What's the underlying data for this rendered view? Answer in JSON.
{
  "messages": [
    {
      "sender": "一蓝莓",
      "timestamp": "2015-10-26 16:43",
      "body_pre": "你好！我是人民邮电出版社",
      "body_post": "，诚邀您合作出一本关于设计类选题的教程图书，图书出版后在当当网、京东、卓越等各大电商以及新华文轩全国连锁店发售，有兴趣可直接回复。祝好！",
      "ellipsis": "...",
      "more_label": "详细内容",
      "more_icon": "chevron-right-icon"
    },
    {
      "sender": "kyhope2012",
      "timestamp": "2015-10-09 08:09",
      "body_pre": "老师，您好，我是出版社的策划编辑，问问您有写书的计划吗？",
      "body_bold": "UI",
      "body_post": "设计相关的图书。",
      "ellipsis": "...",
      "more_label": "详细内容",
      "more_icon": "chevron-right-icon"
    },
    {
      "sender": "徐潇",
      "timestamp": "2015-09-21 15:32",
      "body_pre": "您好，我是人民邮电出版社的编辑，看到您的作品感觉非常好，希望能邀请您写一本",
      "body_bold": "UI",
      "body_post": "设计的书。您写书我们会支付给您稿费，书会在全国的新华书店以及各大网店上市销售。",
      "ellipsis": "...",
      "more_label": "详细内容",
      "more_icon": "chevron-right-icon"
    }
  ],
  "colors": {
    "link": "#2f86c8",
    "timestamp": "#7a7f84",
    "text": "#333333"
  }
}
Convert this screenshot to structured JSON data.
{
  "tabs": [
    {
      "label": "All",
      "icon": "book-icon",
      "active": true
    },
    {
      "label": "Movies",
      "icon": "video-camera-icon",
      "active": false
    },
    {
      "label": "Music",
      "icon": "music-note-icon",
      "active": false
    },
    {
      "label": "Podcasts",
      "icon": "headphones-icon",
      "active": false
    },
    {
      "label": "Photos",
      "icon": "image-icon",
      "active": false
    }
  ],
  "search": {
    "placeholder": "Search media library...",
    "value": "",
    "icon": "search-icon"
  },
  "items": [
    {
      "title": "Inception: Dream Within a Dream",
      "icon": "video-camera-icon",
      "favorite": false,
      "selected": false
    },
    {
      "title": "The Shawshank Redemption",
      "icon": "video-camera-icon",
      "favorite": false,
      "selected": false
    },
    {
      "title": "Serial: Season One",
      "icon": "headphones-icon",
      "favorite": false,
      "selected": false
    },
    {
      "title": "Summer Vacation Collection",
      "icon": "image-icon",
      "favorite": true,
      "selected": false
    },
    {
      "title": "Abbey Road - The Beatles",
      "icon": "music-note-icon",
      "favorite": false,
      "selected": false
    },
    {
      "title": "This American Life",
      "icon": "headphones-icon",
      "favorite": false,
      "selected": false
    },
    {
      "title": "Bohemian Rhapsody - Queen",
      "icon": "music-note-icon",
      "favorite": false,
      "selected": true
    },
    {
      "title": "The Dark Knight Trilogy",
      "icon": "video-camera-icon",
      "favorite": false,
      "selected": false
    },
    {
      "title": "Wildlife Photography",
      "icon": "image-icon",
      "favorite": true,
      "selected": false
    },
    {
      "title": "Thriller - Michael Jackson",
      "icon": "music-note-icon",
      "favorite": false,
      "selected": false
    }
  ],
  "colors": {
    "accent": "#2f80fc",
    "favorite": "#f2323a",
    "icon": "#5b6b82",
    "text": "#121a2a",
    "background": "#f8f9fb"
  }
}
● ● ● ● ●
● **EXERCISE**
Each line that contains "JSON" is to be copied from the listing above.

● **TASK SOLUTION**
What's the underlying data for this rendered view? Answer in JSON.
Convert this screenshot to structured JSON data.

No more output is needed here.